Promotion is something every employee works towards, though it can be a difficult talking point with a manager or team leader. You may think you’re ready to accept more responsibility or a different role, whereas management has to consider not just your attributes, but also the company’s needs, financial situation and, often, several other people wanting the same promotion!
Remember, it takes time to fully grow into a role and perform it well before you can look forward to a promotion. However, if you adopt these tips early, you’ll be able to show some key skills and attributes that will make you a prime candidate when promotion becomes a possibility:
Stay True to Yourself
Perhaps the most important thing to remember is that you don’t have to change yourself solely in the name of proving yourself in the workplace. Sometimes, trying to pick up and emphasise a new trait you think management finds appealing will mean you don’t appear authentic to them. You could even be hiding the qualities that made them hire you in the first place!
You might alter the way you approach work, but don’t change who you are. This means you’ll be able to impress your colleagues and cultivate a healthy office atmosphere while leaving an individual stamp on your work. And when it comes to making yourself stand out, the more personal you make your work, the better.
Balance Your Self-Promotion
There’s a fine line between giving yourself too much and not enough credit. Managers don’t look for people who believe they’re solely responsible for a workplace success; then again, if you don’t track your own achievements, why should anyone else? When things go well, remember the totality of the situation and how you contributed to the success.

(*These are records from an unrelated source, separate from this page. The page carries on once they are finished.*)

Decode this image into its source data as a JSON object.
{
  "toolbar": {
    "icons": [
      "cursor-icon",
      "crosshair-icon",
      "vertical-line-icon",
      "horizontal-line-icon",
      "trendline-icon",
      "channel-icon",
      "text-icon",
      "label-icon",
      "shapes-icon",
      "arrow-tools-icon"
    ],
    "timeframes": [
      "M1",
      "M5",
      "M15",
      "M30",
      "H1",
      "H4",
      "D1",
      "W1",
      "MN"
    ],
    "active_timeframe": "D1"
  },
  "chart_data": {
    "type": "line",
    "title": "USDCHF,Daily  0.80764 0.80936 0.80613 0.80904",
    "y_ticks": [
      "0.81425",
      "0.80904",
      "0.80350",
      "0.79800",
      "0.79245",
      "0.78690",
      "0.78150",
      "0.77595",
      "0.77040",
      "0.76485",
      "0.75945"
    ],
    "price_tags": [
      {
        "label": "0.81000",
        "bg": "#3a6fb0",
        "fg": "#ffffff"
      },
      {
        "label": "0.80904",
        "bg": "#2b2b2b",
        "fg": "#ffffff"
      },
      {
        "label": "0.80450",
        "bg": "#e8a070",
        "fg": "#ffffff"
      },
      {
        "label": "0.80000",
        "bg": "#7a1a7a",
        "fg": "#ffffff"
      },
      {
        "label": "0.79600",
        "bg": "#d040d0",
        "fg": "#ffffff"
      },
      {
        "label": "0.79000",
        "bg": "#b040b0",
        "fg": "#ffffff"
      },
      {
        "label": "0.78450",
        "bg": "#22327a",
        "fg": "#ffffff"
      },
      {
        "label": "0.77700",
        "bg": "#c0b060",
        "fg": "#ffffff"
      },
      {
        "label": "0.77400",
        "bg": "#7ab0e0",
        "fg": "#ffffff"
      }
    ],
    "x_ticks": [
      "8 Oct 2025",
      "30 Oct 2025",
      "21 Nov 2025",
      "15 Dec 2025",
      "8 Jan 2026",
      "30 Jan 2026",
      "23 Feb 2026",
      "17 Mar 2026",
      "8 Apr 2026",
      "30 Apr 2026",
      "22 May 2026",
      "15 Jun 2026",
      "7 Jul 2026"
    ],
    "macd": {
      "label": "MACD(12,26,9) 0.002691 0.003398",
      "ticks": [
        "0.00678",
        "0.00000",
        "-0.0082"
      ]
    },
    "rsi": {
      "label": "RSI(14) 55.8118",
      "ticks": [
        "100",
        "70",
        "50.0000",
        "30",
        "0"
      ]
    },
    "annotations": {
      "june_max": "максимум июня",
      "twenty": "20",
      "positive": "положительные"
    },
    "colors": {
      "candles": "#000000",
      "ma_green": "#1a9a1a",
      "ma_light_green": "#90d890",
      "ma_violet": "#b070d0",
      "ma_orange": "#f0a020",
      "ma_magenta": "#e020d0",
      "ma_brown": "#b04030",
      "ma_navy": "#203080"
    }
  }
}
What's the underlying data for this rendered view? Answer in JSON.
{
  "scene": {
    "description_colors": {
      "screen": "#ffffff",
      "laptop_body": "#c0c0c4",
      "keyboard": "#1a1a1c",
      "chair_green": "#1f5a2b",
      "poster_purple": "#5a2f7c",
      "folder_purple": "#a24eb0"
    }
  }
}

This can be mentioned in individual performance reviews, or in planning meetings when new projects are being delegated. Create a positive workplace culture around yourself, and you’ll become a go-to option for advice and held in good stead when a promotion becomes a possibility.
Suggest Company Improvements
Even if you aren’t managing company budgets or a large team of people, don’t feel that you can’t proactively instigate positive change in your office. Look at the problems that you and your colleagues face every day and see if you can suggest any improvements to your manager.
For example: rather than simply raising an issue with your computer to the tech team, recommend some equipment that will ease the way you work. Recognising and solving a department-wide problem will not only make your working day easier, but also prove you’re genuinely interested in improving the way your company works.
Volunteer for Tasks
Another great way to show your proactivity is to put yourself forward for any unique or high-profile work that comes through. This can even be as simple as helping a colleague with a task. You may have to balance this on top of your existing workload, so be sure to not oversubscribe to additional work.
However, if you can find time to volunteer for tasks outside of your regular duties, you’ll demonstrate that you’re willing to seek out projects that can take you outside of your comfort zone and into working environments with new people.
Be Constructive in your Criticism
Challenging how a workplace operates is an effective way of making yourself stand out from the crowd, so long as you do it correctly. Even when a workplace is achieving results, it is healthy for it to challenge itself in order to continually improve.
So long as the changes you propose are in the name of benefitting the company, you should make your criticism known. You should also stay solutions-oriented, and be prepared to provide or test out alternatives. If those alternatives work, you’ll show that you have the drive to always seek improvement and not getting complacent with your results.
For tips on giving effective feedback to your co-workers, check out last month’s Fast Track article.
How are you making yourself stand out at work? Let us know on Twitter at @viking_chat.